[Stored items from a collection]
BEGIN
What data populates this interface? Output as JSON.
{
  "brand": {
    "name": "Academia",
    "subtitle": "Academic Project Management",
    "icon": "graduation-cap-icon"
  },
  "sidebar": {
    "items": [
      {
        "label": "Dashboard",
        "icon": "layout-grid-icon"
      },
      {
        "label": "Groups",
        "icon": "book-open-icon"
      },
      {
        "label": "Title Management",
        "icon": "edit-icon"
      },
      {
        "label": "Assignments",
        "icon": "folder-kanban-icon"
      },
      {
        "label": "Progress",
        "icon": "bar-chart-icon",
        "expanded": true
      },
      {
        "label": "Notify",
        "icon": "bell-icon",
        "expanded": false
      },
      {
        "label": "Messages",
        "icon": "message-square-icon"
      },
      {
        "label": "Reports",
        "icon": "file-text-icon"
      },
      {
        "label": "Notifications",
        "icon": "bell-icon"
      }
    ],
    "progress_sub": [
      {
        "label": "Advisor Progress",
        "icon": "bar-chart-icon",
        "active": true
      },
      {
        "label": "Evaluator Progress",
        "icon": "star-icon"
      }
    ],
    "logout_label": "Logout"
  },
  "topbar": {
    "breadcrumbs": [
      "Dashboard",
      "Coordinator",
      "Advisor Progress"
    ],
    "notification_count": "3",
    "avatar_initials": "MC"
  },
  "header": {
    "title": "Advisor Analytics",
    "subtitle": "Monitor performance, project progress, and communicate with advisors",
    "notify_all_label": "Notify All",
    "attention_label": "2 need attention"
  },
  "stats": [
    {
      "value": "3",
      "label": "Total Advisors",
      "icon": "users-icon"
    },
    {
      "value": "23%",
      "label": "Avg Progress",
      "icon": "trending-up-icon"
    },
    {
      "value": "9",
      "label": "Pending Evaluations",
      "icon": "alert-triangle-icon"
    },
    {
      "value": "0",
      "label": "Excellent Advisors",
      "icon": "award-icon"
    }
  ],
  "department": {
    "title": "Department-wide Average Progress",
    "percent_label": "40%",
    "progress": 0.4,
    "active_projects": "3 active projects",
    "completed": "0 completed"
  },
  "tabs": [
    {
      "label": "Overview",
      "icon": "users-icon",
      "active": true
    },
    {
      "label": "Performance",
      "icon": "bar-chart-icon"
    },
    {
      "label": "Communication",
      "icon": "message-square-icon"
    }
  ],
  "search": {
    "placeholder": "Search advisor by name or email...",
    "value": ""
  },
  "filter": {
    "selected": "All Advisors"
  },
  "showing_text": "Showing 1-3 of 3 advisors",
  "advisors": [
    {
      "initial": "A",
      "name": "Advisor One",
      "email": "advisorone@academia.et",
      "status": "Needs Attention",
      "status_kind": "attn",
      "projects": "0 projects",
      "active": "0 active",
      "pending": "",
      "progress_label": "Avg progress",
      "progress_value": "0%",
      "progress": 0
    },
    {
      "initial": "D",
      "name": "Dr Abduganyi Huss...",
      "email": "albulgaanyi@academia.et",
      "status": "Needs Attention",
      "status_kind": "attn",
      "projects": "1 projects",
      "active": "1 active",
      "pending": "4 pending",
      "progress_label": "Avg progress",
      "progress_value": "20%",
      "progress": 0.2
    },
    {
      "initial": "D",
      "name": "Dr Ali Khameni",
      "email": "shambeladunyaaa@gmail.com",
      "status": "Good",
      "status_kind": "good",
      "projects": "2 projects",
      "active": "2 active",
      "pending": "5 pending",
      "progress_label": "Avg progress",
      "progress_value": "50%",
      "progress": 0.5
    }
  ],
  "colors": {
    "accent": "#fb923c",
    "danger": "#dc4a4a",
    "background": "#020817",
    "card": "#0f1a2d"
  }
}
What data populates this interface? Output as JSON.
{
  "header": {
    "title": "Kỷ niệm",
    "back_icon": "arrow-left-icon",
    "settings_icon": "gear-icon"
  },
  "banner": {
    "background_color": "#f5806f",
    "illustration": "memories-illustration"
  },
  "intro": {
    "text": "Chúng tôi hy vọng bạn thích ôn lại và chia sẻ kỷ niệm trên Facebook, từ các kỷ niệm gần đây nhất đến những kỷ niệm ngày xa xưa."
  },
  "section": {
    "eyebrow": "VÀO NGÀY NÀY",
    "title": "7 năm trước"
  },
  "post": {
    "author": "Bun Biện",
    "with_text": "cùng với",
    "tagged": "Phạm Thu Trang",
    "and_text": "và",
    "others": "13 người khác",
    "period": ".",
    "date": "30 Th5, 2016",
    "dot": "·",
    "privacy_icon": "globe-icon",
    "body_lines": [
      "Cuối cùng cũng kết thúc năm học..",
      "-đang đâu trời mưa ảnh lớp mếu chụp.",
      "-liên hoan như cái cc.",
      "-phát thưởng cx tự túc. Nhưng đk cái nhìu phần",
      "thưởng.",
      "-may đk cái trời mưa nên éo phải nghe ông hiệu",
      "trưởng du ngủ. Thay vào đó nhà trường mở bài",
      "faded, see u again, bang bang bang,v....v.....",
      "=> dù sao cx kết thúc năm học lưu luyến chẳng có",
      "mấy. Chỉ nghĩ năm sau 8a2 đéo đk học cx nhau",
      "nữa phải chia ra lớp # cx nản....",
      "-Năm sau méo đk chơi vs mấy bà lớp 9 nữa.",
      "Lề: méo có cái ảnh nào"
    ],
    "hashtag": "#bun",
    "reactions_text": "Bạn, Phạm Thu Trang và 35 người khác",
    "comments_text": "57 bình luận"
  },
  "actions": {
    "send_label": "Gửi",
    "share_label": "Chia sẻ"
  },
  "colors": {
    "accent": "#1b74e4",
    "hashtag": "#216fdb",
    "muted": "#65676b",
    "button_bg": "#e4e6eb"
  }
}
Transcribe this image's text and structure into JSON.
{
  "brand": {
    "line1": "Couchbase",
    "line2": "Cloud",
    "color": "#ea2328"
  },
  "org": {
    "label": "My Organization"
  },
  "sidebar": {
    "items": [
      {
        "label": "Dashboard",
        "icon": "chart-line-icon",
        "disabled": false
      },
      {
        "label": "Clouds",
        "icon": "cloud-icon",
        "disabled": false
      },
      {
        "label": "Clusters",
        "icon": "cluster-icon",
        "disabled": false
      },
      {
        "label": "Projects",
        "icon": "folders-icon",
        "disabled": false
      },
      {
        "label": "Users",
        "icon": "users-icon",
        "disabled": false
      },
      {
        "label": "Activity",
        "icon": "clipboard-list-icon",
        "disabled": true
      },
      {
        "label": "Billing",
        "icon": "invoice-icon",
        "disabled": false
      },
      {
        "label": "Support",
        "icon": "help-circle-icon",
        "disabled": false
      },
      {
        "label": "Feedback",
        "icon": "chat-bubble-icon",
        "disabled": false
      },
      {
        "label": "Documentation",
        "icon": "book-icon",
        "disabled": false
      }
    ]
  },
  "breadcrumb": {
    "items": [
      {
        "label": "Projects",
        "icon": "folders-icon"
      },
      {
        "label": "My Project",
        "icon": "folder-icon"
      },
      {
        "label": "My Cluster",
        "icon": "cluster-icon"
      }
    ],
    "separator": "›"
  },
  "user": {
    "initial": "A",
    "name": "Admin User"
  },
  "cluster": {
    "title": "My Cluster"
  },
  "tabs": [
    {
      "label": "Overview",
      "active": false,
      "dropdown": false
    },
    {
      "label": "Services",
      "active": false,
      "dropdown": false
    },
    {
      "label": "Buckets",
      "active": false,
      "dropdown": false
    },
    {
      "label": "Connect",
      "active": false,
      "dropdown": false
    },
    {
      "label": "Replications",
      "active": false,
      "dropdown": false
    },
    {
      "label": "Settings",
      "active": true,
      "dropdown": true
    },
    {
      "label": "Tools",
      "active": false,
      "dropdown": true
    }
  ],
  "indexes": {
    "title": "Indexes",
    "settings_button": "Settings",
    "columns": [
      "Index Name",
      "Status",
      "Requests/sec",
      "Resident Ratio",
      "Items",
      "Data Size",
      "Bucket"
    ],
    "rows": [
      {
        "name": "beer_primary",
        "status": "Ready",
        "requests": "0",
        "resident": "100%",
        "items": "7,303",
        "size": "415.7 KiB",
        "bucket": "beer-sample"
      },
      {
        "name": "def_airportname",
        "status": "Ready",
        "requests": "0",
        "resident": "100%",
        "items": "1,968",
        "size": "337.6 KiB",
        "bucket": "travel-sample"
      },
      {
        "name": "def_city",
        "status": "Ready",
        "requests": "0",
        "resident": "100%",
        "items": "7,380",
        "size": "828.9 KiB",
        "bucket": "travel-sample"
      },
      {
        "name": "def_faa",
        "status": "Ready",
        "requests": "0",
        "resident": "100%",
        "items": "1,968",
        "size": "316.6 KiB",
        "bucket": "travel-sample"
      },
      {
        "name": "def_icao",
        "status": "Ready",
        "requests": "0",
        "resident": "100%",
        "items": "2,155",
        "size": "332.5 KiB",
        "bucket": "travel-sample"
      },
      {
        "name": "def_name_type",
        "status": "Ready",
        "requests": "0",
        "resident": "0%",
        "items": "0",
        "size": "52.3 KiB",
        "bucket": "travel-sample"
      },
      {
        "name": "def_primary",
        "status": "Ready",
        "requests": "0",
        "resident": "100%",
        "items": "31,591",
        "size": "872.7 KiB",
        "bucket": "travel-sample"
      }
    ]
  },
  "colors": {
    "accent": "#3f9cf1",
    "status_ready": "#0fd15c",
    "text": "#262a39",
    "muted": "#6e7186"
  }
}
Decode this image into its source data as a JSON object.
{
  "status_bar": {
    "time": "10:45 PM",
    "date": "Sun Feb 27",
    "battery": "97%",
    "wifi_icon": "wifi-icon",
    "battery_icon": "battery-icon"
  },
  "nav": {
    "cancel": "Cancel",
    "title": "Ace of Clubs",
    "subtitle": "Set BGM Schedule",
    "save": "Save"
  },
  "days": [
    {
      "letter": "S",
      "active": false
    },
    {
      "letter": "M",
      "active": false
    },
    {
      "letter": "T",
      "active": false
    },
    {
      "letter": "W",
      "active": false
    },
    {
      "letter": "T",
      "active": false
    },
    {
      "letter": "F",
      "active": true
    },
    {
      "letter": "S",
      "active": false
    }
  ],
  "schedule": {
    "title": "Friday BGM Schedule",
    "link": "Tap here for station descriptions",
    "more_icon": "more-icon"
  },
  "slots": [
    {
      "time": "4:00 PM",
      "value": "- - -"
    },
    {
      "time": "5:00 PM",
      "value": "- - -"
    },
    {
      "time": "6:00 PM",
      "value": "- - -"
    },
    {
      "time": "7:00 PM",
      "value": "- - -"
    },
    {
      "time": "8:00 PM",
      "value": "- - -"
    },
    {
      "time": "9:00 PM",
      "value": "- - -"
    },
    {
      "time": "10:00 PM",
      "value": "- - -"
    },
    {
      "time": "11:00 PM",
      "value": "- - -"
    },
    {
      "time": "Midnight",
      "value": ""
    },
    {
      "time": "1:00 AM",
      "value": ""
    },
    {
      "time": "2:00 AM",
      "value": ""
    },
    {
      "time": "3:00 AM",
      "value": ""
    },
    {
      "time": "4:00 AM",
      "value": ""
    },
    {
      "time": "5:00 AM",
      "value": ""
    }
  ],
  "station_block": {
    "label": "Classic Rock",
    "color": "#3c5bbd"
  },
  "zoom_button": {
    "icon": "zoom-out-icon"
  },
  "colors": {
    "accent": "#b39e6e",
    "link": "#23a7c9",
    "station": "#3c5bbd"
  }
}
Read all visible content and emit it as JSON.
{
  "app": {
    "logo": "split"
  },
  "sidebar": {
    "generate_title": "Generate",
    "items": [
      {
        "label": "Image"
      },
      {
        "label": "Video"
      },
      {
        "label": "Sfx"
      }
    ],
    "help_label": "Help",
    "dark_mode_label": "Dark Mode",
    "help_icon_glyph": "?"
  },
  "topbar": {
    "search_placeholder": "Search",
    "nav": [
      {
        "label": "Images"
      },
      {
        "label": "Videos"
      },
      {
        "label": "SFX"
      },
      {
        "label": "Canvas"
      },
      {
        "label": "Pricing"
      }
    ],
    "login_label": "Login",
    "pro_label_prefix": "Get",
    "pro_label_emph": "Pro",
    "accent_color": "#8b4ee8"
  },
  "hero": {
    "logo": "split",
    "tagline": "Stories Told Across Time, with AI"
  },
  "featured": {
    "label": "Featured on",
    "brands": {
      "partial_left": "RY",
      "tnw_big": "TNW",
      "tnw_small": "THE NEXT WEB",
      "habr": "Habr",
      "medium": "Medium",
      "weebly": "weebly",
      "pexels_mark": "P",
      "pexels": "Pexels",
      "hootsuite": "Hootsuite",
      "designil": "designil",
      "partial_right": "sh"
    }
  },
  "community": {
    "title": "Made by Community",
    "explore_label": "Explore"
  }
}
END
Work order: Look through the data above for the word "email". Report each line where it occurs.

Written response:
    "placeholder": "Search advisor by name or email...",
      "email": "advisorone@academia.et",
      "email": "albulgaanyi@academia.et",
      "email": "shambeladunyaaa@gmail.com",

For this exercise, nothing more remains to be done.